── Entries provided ──
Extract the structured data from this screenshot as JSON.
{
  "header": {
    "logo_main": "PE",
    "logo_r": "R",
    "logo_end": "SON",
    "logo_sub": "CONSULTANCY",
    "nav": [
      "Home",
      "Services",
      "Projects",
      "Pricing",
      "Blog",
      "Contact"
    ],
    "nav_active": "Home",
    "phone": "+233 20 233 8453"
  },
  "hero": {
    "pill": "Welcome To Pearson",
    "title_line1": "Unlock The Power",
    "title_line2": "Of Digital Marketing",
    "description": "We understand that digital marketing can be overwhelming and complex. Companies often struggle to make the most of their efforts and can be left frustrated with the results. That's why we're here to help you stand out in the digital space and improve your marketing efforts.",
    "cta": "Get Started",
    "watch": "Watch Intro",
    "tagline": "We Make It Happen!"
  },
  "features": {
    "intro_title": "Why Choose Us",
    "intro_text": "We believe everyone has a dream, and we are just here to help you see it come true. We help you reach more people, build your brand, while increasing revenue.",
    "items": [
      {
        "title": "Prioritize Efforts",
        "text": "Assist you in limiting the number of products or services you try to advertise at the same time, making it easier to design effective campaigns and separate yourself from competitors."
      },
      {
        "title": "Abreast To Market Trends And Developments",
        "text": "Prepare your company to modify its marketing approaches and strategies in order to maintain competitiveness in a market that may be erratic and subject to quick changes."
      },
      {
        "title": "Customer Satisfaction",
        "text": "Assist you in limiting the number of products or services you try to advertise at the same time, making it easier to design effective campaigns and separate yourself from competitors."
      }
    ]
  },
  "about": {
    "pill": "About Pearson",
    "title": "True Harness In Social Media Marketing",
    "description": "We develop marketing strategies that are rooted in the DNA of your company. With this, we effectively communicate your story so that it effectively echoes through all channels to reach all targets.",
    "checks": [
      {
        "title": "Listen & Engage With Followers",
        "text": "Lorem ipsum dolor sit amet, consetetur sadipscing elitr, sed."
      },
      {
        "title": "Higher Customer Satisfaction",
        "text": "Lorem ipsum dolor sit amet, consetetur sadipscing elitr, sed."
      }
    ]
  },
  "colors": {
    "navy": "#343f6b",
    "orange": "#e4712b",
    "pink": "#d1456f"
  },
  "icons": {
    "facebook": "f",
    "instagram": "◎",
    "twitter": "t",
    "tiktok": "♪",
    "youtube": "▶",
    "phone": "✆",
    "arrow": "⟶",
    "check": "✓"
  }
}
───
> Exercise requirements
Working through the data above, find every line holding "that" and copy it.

> Your response
    "description": "We understand that digital marketing can be overwhelming and complex. Companies often struggle to make the most of their efforts and can be left frustrated with the results. That's why we're here to help you stand out in the digital space and improve your marketing efforts.",
        "text": "Prepare your company to modify its marketing approaches and strategies in order to maintain competitiveness in a market that may be erratic and subject to quick changes."
    "description": "We develop marketing strategies that are rooted in the DNA of your company. With this, we effectively communicate your story so that it effectively echoes through all channels to reach all targets.",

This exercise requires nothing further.